> [WORK ORDER]: Search the records below for the word "Zobacz". Copy each line where it occurs.

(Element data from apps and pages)
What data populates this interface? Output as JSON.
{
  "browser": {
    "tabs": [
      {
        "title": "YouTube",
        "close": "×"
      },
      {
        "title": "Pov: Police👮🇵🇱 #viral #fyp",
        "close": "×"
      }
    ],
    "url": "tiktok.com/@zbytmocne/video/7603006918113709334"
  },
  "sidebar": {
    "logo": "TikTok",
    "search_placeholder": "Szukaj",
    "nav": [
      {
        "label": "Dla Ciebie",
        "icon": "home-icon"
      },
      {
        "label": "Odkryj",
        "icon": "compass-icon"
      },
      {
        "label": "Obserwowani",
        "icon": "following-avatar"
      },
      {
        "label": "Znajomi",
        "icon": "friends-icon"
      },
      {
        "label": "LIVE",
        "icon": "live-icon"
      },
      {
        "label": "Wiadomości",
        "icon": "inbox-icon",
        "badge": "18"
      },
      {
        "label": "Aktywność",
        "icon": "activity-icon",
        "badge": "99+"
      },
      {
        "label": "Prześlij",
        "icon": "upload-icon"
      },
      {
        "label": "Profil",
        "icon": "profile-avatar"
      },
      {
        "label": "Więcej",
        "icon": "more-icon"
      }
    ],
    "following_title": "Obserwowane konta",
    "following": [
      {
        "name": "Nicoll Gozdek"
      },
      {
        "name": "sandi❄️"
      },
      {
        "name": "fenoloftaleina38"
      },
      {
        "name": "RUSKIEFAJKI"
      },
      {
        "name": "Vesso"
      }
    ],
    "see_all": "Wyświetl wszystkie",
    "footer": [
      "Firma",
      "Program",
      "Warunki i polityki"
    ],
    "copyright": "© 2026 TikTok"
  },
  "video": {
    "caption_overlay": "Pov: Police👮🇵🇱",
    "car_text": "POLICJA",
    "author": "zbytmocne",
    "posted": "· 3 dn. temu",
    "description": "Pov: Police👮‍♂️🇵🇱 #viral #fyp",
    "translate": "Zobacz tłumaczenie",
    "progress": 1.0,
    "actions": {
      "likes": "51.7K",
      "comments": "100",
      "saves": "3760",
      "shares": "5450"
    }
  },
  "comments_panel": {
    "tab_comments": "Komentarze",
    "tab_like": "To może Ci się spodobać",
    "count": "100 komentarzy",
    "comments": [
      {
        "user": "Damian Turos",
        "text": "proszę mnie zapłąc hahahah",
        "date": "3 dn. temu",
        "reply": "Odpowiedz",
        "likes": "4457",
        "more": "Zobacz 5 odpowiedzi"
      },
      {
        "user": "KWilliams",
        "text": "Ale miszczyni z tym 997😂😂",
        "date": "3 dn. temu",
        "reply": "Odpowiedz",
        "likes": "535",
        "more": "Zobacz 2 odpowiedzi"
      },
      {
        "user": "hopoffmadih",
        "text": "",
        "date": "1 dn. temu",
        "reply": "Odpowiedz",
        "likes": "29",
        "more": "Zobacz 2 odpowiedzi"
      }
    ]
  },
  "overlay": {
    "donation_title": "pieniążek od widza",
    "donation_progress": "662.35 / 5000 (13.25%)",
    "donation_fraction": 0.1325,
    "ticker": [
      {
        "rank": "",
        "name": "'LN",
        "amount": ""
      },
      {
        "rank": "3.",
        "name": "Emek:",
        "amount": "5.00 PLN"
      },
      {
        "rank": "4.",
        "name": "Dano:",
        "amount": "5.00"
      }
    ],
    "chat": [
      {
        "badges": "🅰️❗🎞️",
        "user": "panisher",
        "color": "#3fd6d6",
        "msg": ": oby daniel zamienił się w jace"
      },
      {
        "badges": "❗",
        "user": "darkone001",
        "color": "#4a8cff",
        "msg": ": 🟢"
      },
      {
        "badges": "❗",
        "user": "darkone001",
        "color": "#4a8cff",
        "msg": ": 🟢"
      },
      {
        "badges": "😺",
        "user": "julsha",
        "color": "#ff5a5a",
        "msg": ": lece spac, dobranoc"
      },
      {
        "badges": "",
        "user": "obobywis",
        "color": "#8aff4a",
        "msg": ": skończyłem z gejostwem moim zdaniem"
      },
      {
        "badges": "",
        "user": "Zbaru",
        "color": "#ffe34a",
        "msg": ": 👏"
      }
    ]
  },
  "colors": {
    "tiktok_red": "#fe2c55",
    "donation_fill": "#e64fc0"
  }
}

> [WRITTEN REPLY]:
    "translate": "Zobacz tłumaczenie",
        "more": "Zobacz 5 odpowiedzi"
        "more": "Zobacz 2 odpowiedzi"
        "more": "Zobacz 2 odpowiedzi"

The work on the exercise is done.